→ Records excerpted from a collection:
###
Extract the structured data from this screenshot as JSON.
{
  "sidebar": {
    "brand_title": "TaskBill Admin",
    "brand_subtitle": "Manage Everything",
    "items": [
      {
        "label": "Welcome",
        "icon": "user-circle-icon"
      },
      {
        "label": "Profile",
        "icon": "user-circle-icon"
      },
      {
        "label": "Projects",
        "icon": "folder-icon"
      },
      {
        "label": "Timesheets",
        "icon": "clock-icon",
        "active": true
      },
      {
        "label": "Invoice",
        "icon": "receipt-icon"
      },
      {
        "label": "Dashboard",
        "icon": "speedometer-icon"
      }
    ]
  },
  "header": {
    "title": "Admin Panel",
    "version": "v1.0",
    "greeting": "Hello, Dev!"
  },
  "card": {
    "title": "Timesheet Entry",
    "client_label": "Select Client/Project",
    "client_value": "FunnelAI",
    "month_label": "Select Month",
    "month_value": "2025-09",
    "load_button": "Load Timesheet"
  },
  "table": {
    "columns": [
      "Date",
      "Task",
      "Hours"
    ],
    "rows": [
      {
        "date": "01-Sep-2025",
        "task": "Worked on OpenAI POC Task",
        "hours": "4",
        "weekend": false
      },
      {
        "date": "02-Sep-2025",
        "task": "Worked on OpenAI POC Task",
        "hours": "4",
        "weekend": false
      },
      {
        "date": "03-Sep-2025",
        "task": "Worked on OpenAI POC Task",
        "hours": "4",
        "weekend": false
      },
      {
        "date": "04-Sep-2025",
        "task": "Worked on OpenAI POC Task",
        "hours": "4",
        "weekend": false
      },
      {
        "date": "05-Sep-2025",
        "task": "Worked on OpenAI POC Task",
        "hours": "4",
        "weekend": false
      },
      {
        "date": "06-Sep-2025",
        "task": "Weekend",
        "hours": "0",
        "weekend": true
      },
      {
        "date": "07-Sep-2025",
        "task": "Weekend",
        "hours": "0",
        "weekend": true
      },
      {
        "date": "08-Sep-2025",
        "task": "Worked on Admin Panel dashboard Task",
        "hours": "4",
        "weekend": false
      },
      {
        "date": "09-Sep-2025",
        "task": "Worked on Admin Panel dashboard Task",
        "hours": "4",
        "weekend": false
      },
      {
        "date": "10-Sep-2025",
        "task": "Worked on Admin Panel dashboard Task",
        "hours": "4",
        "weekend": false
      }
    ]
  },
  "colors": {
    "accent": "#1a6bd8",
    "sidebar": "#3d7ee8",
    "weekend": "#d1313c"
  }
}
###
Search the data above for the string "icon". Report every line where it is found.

        "icon": "user-circle-icon"
        "icon": "user-circle-icon"
        "icon": "folder-icon"
        "icon": "clock-icon",
        "icon": "receipt-icon"
        "icon": "speedometer-icon"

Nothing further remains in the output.